If a line in the following entries holds the string "Target", include it in the tally. State the total and nothing further.

++++ Records for the task ++++

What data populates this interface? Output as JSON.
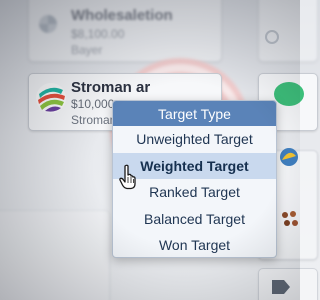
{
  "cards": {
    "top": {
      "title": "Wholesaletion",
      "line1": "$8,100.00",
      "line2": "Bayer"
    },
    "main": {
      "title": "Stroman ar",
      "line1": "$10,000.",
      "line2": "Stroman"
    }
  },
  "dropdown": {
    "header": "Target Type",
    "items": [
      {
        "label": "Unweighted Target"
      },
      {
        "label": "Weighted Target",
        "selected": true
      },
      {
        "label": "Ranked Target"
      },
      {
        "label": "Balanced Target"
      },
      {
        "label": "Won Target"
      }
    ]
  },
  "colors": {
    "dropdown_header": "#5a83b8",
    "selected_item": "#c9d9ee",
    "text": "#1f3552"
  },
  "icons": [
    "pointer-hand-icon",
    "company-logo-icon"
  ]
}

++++

Solution to this exercise: 6